World War I veteran. I'm not THAT old!
This year I am completely out of the Army after all the ambiguous years in which I was over the usual age limit. Now I have been out for a full year and my uniform is just for ceremonies, like honoring the dead.
Since my 18 years of service occurred over a 44-year period, I know a lot of soldiers who have died. I grew up in a neighborhood in which most of the men were World War II veterans, including my father. I enlisted during the Vietnam War so I served with Korean War veterans who senior sergeants and officers in the 1970s Army.

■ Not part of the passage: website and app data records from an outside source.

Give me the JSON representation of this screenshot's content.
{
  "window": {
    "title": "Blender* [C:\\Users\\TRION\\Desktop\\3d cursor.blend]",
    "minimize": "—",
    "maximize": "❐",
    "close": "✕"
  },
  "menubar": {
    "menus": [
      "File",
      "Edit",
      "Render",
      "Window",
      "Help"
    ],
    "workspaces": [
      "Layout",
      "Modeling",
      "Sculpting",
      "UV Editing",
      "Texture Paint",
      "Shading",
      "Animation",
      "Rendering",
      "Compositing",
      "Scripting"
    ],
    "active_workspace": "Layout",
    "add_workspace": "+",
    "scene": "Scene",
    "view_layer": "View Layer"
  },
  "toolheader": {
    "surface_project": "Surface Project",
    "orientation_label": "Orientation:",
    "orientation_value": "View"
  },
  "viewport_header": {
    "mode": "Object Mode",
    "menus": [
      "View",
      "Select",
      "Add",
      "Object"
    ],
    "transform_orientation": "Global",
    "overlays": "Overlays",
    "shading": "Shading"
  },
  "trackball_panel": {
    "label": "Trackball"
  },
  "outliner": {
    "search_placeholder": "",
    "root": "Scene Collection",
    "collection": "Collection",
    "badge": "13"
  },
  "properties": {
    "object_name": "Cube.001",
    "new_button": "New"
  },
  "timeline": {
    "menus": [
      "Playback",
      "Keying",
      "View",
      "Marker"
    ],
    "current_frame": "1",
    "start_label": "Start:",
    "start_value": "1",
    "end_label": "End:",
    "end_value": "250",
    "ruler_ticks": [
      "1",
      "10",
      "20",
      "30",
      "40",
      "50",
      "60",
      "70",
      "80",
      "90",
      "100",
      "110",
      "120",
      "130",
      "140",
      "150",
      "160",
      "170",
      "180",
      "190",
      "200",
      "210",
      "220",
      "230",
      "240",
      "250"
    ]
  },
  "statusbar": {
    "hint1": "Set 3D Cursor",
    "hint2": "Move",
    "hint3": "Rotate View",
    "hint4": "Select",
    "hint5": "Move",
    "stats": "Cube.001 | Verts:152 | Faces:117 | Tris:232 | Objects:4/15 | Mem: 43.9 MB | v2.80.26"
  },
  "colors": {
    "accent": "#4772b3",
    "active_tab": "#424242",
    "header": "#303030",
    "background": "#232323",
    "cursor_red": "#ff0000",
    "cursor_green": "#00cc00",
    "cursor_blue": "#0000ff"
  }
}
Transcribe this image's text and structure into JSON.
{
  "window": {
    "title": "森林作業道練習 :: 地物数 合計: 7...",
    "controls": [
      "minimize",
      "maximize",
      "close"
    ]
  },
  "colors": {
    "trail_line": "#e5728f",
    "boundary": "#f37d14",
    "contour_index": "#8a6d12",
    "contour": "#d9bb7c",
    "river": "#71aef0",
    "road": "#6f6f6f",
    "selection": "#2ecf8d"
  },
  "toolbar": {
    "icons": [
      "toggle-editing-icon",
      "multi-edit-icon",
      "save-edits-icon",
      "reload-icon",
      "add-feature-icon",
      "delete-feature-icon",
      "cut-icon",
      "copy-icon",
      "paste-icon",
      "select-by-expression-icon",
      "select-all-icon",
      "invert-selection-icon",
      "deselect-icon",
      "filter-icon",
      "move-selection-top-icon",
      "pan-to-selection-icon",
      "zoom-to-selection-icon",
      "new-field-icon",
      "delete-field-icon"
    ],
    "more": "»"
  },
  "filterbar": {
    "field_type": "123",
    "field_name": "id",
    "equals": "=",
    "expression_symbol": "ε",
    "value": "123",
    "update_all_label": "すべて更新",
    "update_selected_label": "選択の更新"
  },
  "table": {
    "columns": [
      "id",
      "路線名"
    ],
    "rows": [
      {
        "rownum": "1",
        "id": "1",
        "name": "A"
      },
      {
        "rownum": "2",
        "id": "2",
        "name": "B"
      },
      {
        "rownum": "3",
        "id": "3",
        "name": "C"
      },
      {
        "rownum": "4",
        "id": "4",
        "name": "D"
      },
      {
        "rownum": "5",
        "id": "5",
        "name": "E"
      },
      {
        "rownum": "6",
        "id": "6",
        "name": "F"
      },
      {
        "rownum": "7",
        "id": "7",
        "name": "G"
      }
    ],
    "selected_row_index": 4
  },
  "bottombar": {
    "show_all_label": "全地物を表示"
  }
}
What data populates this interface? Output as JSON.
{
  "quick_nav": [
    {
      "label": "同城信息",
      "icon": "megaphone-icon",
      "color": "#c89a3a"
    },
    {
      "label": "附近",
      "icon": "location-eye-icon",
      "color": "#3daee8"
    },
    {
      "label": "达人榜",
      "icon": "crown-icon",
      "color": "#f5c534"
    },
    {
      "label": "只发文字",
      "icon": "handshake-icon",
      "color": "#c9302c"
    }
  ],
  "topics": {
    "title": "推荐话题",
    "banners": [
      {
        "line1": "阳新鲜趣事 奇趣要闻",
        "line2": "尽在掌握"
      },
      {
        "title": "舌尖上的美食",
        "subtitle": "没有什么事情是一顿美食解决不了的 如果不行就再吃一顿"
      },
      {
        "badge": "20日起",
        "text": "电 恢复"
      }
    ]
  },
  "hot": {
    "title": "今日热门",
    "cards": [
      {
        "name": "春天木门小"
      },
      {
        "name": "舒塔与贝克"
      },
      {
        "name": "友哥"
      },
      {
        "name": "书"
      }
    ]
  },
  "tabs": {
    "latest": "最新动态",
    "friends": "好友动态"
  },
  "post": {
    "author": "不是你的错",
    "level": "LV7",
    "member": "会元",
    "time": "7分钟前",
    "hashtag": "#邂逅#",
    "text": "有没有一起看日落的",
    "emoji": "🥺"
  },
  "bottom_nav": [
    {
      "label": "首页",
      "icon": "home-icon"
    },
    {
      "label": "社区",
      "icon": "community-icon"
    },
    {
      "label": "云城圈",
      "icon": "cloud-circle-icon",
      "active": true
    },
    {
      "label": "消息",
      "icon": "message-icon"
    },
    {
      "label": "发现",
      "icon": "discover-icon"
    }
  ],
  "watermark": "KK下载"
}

Many of the senior sergeants and officers I served with after the Vietnam War and during the Cold War in the 70s and 80s have passed away. Most died after retirement. The 70s Army was not as obsessed with safety as the current Army, but that means I can recall a three soldiers I knew who died in training exercises in Europe.
From my Iraq War service, the soldiers I know personally who have died have taken their own lives. Partly this is because I enlisted late in the war when combat deaths were infrequent compared to the early days of the war, and partly it is demographics: I am older than almost everyone I served with between 2007 and 2016, including the Generals and the Sergeant Majors.
So this weekend, I am thinking of the soldiers I know who served their country and have passed away: the World War II veterans who were the Dads of my childhood friends, the Vietnam and Korean War veterans who were my leaders during my first enlistment, and the Iraq veterans, especially those who suffered invisible wounds that led to them taking their own lives.
It was my honor and privilege to serve with every one of them.